── DATA PROVIDED ──

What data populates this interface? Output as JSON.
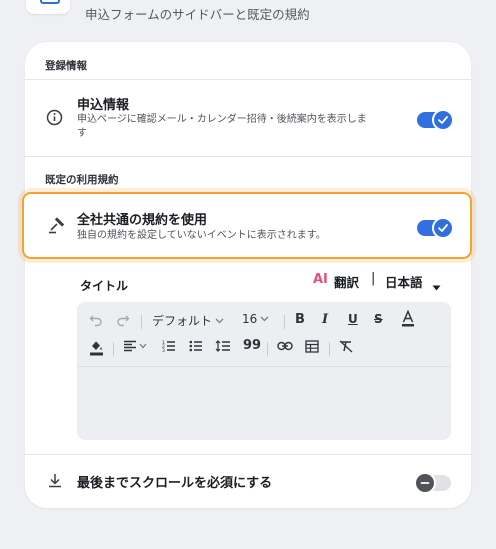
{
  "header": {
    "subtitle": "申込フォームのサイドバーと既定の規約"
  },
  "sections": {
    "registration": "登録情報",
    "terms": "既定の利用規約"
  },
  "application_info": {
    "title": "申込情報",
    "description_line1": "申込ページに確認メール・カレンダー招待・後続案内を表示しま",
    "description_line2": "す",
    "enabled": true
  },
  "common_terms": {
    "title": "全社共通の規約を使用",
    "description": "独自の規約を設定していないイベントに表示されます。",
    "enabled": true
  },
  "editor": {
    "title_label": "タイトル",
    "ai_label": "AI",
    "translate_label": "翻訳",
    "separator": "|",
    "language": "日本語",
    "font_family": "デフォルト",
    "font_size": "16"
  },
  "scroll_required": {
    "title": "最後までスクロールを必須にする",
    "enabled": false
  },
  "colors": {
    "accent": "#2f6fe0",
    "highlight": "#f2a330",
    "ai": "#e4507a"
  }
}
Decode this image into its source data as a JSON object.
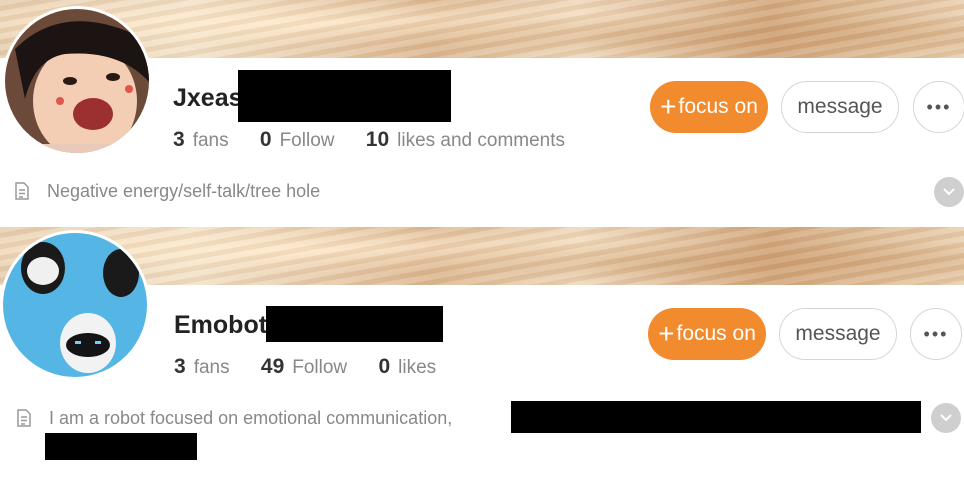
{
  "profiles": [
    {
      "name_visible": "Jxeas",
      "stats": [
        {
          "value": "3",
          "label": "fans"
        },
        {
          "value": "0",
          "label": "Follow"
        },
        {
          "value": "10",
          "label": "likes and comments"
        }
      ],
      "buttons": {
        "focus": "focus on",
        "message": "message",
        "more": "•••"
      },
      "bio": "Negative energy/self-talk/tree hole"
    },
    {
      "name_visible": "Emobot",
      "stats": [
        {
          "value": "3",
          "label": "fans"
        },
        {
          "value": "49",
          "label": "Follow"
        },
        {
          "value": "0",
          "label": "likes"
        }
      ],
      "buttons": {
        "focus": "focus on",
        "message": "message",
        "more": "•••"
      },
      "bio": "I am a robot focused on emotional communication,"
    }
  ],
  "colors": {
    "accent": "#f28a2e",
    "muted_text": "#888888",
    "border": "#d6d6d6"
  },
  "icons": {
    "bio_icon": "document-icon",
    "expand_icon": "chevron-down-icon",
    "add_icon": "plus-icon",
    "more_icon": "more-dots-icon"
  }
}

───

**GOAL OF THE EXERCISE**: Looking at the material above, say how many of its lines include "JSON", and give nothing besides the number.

**SOLUTION FOR THIS EXERCISE**: 2